Makoto represents the player character from the games, and much like the first two films, is closely tied to the film’s overarching theme. In the case of Falling Down however, Makoto’s storyline is perhaps the most disappointing. Most scenes with Makoto consist of other characters plainly stating the main theme of the movie, while he looks a little more surprised each time. While it’s a good idea to tie Makoto to the movie’s theme—he is the protagonist after all—the complete lack of any nuance is disappointing. For example, Makoto and Akihiko have an interesting scene that uses table tennis of all things as a narrative device. The moment is ruined though, when Akihiko forgoes all subtlety and outright says what the table tennis match had already shown.
In fact, Falling Down’s greatest flaw is its insistence on telling an audience, rather than showing them. Anime can be a very interesting visual medium, as the only real limitations are the artists’ imagination and skill. It’s a shame then that with all these opportunities for strong visual storytelling, Falling Down opts for telling the audience what they are seeing. Another example of this, as spoiler-free as possible, is when the audience sees one character’s memories. The visuals have muted colours, complete with distortion over the frame; all well-known visual cues to let the audience know this is a memory. Regardless, the character in question says something akin to “These are my memories!” This seems like a minor complaint, but when the film insists on telling and not showing for the entire duration, it begins to grate. If nothing else, it’s the difference between the movie having a strong message displayed effectively, and the movie repeating itself to the point of audience disinterest.
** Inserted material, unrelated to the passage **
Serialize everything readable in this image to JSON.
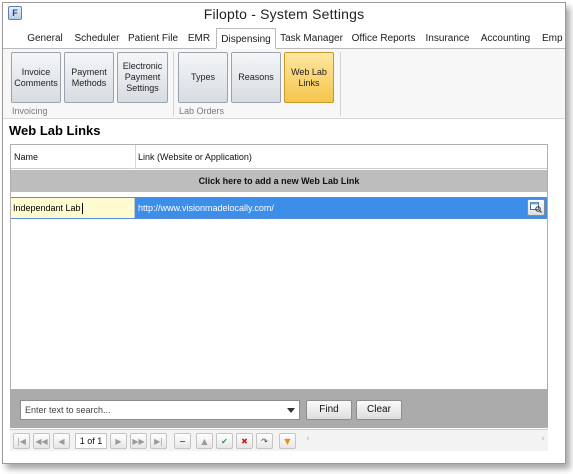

At this point, it might seem like I didn’t like Falling Down at all, and that’s not true. I certainly have issues with it as a standalone movie and as an adaptation, but as a tribute to Persona 3, this is probably the most enjoyable movie so far. In the first two, the world of Iwatodai seemed more like a backdrop rather than a place people actually lived. It was always fun to play “Spot the Social Link” when there were background characters, but everything seems to have been improved for this go around.
There are more appearances from side characters in the game, and some of them even impact the main cast in interesting ways. Makoto’s cause of debt is funny, sweet, and perfectly suited to the characters involved. Not to be outdone by characters, the setting of Iwatodai is great fun for fans of the game to watch, as familiar locales are visited from new perspectives. Add in some well utilized music from the game, and it’s clear the creators of the movie know how to show some love for the source material. And if that weren’t enough, there’s even a reference to the female protagonist path from Persona 3 Portable!
More than either movie released before, Persona 3 The Movie #3: Falling Down is an uneven viewing experience. As an adaptation, it’s lacking because it doesn’t provide valuable context for key scenes before rushing through them all too quickly. As a standalone movie, it is disappointing because it routinely makes the mistake of telling the audience what they should get from each scene, rather than showing them or making them experience it. As a tribute to Persona 3 however, this movie is a lot of fun. Even for all of the flaws with the storytelling, it’s still fun to see scenes from P3 animated in grand style. Falling Down might have stumbled more than the first two films, but it’s still a fun ride.